All lines of the listing that contain "this" should be shown in full.

*Supplied material*.
━━━━━━━━━━

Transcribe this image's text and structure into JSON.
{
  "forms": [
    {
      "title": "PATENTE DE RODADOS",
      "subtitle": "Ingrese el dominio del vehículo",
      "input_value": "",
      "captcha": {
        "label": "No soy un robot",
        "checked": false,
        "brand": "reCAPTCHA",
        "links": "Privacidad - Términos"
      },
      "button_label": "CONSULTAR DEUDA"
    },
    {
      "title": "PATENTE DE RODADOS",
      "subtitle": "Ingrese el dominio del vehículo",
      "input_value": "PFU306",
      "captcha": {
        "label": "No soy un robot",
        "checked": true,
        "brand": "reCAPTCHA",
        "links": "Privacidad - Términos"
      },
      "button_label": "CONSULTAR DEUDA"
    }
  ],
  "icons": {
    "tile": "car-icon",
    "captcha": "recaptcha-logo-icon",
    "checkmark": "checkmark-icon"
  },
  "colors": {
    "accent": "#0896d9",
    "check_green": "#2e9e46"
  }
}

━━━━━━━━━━

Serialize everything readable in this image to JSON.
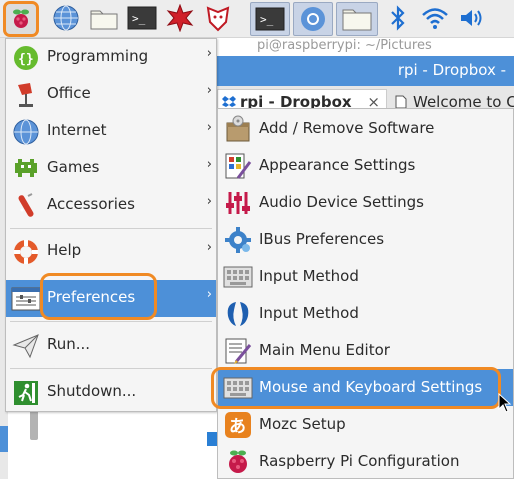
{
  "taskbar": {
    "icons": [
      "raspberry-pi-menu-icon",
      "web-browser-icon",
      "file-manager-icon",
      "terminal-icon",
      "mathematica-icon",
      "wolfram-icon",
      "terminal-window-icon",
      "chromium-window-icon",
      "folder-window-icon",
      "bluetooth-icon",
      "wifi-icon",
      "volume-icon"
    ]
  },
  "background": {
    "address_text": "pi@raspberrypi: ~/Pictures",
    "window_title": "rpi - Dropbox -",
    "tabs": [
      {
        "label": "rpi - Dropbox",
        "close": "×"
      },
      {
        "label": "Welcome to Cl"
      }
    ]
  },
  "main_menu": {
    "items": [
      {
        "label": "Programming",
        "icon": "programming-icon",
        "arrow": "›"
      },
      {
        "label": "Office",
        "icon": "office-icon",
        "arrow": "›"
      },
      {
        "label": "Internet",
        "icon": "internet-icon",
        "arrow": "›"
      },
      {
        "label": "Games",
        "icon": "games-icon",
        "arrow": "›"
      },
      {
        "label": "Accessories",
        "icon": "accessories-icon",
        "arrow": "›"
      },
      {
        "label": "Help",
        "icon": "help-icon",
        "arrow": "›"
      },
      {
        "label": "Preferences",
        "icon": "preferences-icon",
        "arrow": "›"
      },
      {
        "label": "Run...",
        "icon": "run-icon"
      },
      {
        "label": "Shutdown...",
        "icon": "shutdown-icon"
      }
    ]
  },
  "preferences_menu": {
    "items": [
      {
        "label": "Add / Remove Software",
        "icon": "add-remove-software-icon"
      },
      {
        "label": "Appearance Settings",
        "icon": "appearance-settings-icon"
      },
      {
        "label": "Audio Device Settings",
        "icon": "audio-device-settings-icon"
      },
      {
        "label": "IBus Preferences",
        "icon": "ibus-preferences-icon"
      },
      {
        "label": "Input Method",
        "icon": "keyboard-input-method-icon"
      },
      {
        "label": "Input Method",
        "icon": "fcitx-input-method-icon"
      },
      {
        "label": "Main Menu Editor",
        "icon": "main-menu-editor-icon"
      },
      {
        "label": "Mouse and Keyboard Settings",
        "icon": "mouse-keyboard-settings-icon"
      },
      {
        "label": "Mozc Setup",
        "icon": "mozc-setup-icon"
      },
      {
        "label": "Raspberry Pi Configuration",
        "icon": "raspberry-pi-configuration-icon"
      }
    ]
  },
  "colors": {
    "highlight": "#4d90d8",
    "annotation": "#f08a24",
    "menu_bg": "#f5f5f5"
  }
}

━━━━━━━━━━

*Response box*.
Transcribe this image's text and structure into JSON.
Serialize everything readable in this image to JSON.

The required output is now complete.